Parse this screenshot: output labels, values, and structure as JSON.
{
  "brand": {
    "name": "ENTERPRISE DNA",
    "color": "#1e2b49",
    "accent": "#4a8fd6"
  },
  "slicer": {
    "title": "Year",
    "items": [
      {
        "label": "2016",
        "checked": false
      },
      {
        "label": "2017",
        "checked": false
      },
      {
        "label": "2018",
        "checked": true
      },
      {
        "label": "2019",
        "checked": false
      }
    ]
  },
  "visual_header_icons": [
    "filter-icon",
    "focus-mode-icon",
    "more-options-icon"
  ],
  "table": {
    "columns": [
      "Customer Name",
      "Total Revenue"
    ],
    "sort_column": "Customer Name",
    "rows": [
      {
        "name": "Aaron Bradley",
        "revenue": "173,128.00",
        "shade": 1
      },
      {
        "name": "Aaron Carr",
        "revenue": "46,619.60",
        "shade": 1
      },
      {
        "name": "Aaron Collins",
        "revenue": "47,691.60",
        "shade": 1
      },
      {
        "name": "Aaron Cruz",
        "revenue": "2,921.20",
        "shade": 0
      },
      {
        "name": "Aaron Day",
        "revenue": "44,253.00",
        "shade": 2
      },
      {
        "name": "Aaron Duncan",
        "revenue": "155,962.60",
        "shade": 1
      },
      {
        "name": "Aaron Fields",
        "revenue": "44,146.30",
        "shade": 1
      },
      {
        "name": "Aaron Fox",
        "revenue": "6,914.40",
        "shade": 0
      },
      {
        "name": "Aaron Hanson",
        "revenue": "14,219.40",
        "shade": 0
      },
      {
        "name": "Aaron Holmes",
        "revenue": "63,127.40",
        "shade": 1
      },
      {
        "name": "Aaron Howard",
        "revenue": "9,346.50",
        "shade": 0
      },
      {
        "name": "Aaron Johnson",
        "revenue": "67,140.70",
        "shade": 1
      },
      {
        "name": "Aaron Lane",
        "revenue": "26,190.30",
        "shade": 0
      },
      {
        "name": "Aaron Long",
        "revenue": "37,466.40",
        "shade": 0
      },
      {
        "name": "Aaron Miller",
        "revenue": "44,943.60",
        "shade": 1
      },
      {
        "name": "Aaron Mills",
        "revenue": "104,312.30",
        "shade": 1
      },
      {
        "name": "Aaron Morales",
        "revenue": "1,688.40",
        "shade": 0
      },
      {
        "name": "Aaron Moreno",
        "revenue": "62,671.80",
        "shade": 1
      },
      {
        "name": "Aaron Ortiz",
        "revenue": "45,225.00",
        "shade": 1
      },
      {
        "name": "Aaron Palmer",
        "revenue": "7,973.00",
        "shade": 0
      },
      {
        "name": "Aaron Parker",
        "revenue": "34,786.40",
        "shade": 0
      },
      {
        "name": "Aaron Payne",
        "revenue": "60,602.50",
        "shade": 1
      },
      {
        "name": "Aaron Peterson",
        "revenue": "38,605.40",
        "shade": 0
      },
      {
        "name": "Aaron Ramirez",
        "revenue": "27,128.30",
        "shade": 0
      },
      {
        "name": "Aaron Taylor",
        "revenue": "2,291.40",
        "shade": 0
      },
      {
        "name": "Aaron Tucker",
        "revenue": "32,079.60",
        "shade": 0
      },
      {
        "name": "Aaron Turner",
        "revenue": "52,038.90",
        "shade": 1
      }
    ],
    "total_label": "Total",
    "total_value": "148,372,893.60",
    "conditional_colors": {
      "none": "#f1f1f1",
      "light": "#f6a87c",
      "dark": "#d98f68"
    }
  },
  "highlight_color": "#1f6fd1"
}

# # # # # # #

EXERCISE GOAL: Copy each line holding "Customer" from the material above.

ANSWER:
      "Customer Name",
    "sort_column": "Customer Name",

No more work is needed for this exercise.